Problem requirements => Output the records below verbatim, minus the pictures.

Component data from apps and pages =>
*** Block opens ***

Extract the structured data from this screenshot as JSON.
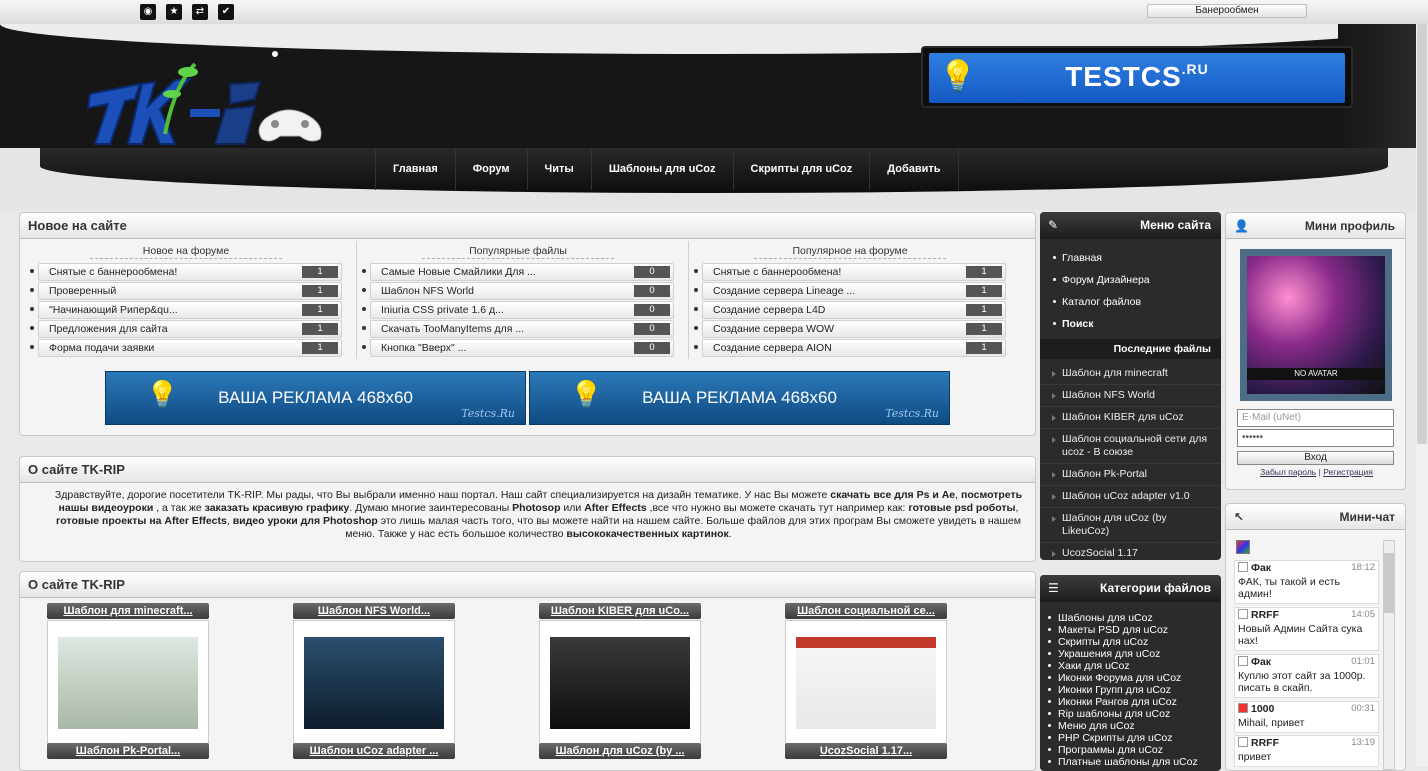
{
  "topbar": {
    "banner_exchange": "Банерообмен",
    "icons": [
      "rss-icon",
      "star-icon",
      "share-icon",
      "check-icon"
    ]
  },
  "header": {
    "ad": {
      "brand": "TESTCS",
      "tld": ".RU"
    }
  },
  "nav": [
    "Главная",
    "Форум",
    "Читы",
    "Шаблоны для uCoz",
    "Скрипты для uCoz",
    "Добавить"
  ],
  "new_panel": {
    "title": "Новое на сайте",
    "columns": [
      {
        "head": "Новое на форуме",
        "rows": [
          {
            "t": "Снятые с баннерообмена!",
            "n": "1"
          },
          {
            "t": "Проверенный",
            "n": "1"
          },
          {
            "t": "\"Начинающий Рипер&qu...",
            "n": "1"
          },
          {
            "t": "Предложения для сайта",
            "n": "1"
          },
          {
            "t": "Форма подачи заявки",
            "n": "1"
          }
        ]
      },
      {
        "head": "Популярные файлы",
        "rows": [
          {
            "t": "Самые Новые Смайлики Для ...",
            "n": "0"
          },
          {
            "t": "Шаблон NFS World",
            "n": "0"
          },
          {
            "t": "Iniuria CSS private 1.6 д...",
            "n": "0"
          },
          {
            "t": "Скачать TooManyItems для ...",
            "n": "0"
          },
          {
            "t": "Кнопка \"Вверх\" ...",
            "n": "0"
          }
        ]
      },
      {
        "head": "Популярное на форуме",
        "rows": [
          {
            "t": "Снятые с баннерообмена!",
            "n": "1"
          },
          {
            "t": "Создание сервера Lineage ...",
            "n": "1"
          },
          {
            "t": "Создание сервера L4D",
            "n": "1"
          },
          {
            "t": "Создание сервера WOW",
            "n": "1"
          },
          {
            "t": "Создание сервера AION",
            "n": "1"
          }
        ]
      }
    ],
    "ads": [
      {
        "text": "ВАША РЕКЛАМА 468x60",
        "sig": "Testcs.Ru"
      },
      {
        "text": "ВАША РЕКЛАМА 468x60",
        "sig": "Testcs.Ru"
      }
    ]
  },
  "about": {
    "title": "О сайте TK-RIP",
    "p1": "Здравствуйте, дорогие посетители TK-RIP. Мы рады, что Вы выбрали именно наш портал. Наш сайт специализируется на дизайн тематике. У нас Вы можете ",
    "b1": "скачать все для  Ps и Ae",
    "p2": ", ",
    "b2": "посмотреть нашы видеоуроки",
    "p3": " , а так же ",
    "b3": "заказать красивую графику",
    "p4": ". Думаю многие заинтересованы ",
    "b4": "Photosop",
    "p5": " или ",
    "b5": "After Effects",
    "p6": " ,все что нужно вы можете скачать тут например как: ",
    "b6": "готовые psd роботы",
    "p7": ", ",
    "b7": "готовые проекты на After Effects",
    "p8": ", ",
    "b8": "видео уроки для Photoshop",
    "p9": " это лишь малая часть того, что вы можете найти на нашем сайте. Больше файлов для этих програм Вы сможете увидеть в нашем меню. Также у нас есть большое количество ",
    "b9": "высококачественных картинок",
    "p10": "."
  },
  "gallery": {
    "title": "О сайте TK-RIP",
    "tiles": [
      "Шаблон для minecraft...",
      "Шаблон NFS World...",
      "Шаблон KIBER для uCo...",
      "Шаблон социальной се...",
      "Шаблон Pk-Portal...",
      "Шаблон uCoz adapter ...",
      "Шаблон для uCoz (by ...",
      "UcozSocial 1.17..."
    ]
  },
  "site_menu": {
    "title": "Меню сайта",
    "items": [
      "Главная",
      "Форум Дизайнера",
      "Каталог файлов",
      "Поиск"
    ],
    "last_files_title": "Последние файлы",
    "files": [
      "Шаблон для minecraft",
      "Шаблон NFS World",
      "Шаблон KIBER для uCoz",
      "Шаблон социальной сети для ucoz - В союзе",
      "Шаблон Pk-Portal",
      "Шаблон uCoz adapter v1.0",
      "Шаблон для uCoz (by LikeuCoz)",
      "UcozSocial 1.17"
    ]
  },
  "categories": {
    "title": "Категории файлов",
    "items": [
      "Шаблоны для uCoz",
      "Макеты PSD для uCoz",
      "Скрипты для uCoz",
      "Украшения для uCoz",
      "Хаки для uCoz",
      "Иконки Форума для uCoz",
      "Иконки Групп для uCoz",
      "Иконки Рангов для uCoz",
      "Rip шаблоны для uCoz",
      "Меню для uCoz",
      "PHP Скрипты для uCoz",
      "Программы для uCoz",
      "Платные шаблоны для uCoz"
    ]
  },
  "mini_profile": {
    "title": "Мини профиль",
    "no_avatar": "NO AVATAR",
    "email_placeholder": "E-Mail (uNet)",
    "password_mask": "••••••",
    "login": "Вход",
    "forgot": "Забыл пароль",
    "sep": "|",
    "register": "Регистрация"
  },
  "mini_chat": {
    "title": "Мини-чат",
    "messages": [
      {
        "user": "Фак",
        "time": "18:12",
        "text": "ФАК, ты такой и есть админ!"
      },
      {
        "user": "RRFF",
        "time": "14:05",
        "text": "Новый Админ Сайта сука нах!"
      },
      {
        "user": "Фак",
        "time": "01:01",
        "text": "Куплю этот сайт за 1000р. писать в скайп."
      },
      {
        "user": "1000",
        "time": "00:31",
        "text": "Mihail, привет"
      },
      {
        "user": "RRFF",
        "time": "13:19",
        "text": "привет"
      }
    ]
  },
  "colors": {
    "accent": "#1559c4",
    "dark": "#161616"
  }
}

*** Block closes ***

Problem solution =>
Extract the structured data from this screenshot as JSON.
{
  "topbar": {
    "banner_exchange": "Банерообмен",
    "icons": [
      "rss-icon",
      "star-icon",
      "share-icon",
      "check-icon"
    ]
  },
  "header": {
    "ad": {
      "brand": "TESTCS",
      "tld": ".RU"
    }
  },
  "nav": [
    "Главная",
    "Форум",
    "Читы",
    "Шаблоны для uCoz",
    "Скрипты для uCoz",
    "Добавить"
  ],
  "new_panel": {
    "title": "Новое на сайте",
    "columns": [
      {
        "head": "Новое на форуме",
        "rows": [
          {
            "t": "Снятые с баннерообмена!",
            "n": "1"
          },
          {
            "t": "Проверенный",
            "n": "1"
          },
          {
            "t": "\"Начинающий Рипер&qu...",
            "n": "1"
          },
          {
            "t": "Предложения для сайта",
            "n": "1"
          },
          {
            "t": "Форма подачи заявки",
            "n": "1"
          }
        ]
      },
      {
        "head": "Популярные файлы",
        "rows": [
          {
            "t": "Самые Новые Смайлики Для ...",
            "n": "0"
          },
          {
            "t": "Шаблон NFS World",
            "n": "0"
          },
          {
            "t": "Iniuria CSS private 1.6 д...",
            "n": "0"
          },
          {
            "t": "Скачать TooManyItems для ...",
            "n": "0"
          },
          {
            "t": "Кнопка \"Вверх\" ...",
            "n": "0"
          }
        ]
      },
      {
        "head": "Популярное на форуме",
        "rows": [
          {
            "t": "Снятые с баннерообмена!",
            "n": "1"
          },
          {
            "t": "Создание сервера Lineage ...",
            "n": "1"
          },
          {
            "t": "Создание сервера L4D",
            "n": "1"
          },
          {
            "t": "Создание сервера WOW",
            "n": "1"
          },
          {
            "t": "Создание сервера AION",
            "n": "1"
          }
        ]
      }
    ],
    "ads": [
      {
        "text": "ВАША РЕКЛАМА 468x60",
        "sig": "Testcs.Ru"
      },
      {
        "text": "ВАША РЕКЛАМА 468x60",
        "sig": "Testcs.Ru"
      }
    ]
  },
  "about": {
    "title": "О сайте TK-RIP",
    "p1": "Здравствуйте, дорогие посетители TK-RIP. Мы рады, что Вы выбрали именно наш портал. Наш сайт специализируется на дизайн тематике. У нас Вы можете ",
    "b1": "скачать все для  Ps и Ae",
    "p2": ", ",
    "b2": "посмотреть нашы видеоуроки",
    "p3": " , а так же ",
    "b3": "заказать красивую графику",
    "p4": ". Думаю многие заинтересованы ",
    "b4": "Photosop",
    "p5": " или ",
    "b5": "After Effects",
    "p6": " ,все что нужно вы можете скачать тут например как: ",
    "b6": "готовые psd роботы",
    "p7": ", ",
    "b7": "готовые проекты на After Effects",
    "p8": ", ",
    "b8": "видео уроки для Photoshop",
    "p9": " это лишь малая часть того, что вы можете найти на нашем сайте. Больше файлов для этих програм Вы сможете увидеть в нашем меню. Также у нас есть большое количество ",
    "b9": "высококачественных картинок",
    "p10": "."
  },
  "gallery": {
    "title": "О сайте TK-RIP",
    "tiles": [
      "Шаблон для minecraft...",
      "Шаблон NFS World...",
      "Шаблон KIBER для uCo...",
      "Шаблон социальной се...",
      "Шаблон Pk-Portal...",
      "Шаблон uCoz adapter ...",
      "Шаблон для uCoz (by ...",
      "UcozSocial 1.17..."
    ]
  },
  "site_menu": {
    "title": "Меню сайта",
    "items": [
      "Главная",
      "Форум Дизайнера",
      "Каталог файлов",
      "Поиск"
    ],
    "last_files_title": "Последние файлы",
    "files": [
      "Шаблон для minecraft",
      "Шаблон NFS World",
      "Шаблон KIBER для uCoz",
      "Шаблон социальной сети для ucoz - В союзе",
      "Шаблон Pk-Portal",
      "Шаблон uCoz adapter v1.0",
      "Шаблон для uCoz (by LikeuCoz)",
      "UcozSocial 1.17"
    ]
  },
  "categories": {
    "title": "Категории файлов",
    "items": [
      "Шаблоны для uCoz",
      "Макеты PSD для uCoz",
      "Скрипты для uCoz",
      "Украшения для uCoz",
      "Хаки для uCoz",
      "Иконки Форума для uCoz",
      "Иконки Групп для uCoz",
      "Иконки Рангов для uCoz",
      "Rip шаблоны для uCoz",
      "Меню для uCoz",
      "PHP Скрипты для uCoz",
      "Программы для uCoz",
      "Платные шаблоны для uCoz"
    ]
  },
  "mini_profile": {
    "title": "Мини профиль",
    "no_avatar": "NO AVATAR",
    "email_placeholder": "E-Mail (uNet)",
    "password_mask": "••••••",
    "login": "Вход",
    "forgot": "Забыл пароль",
    "sep": "|",
    "register": "Регистрация"
  },
  "mini_chat": {
    "title": "Мини-чат",
    "messages": [
      {
        "user": "Фак",
        "time": "18:12",
        "text": "ФАК, ты такой и есть админ!"
      },
      {
        "user": "RRFF",
        "time": "14:05",
        "text": "Новый Админ Сайта сука нах!"
      },
      {
        "user": "Фак",
        "time": "01:01",
        "text": "Куплю этот сайт за 1000р. писать в скайп."
      },
      {
        "user": "1000",
        "time": "00:31",
        "text": "Mihail, привет"
      },
      {
        "user": "RRFF",
        "time": "13:19",
        "text": "привет"
      }
    ]
  },
  "colors": {
    "accent": "#1559c4",
    "dark": "#161616"
  }
}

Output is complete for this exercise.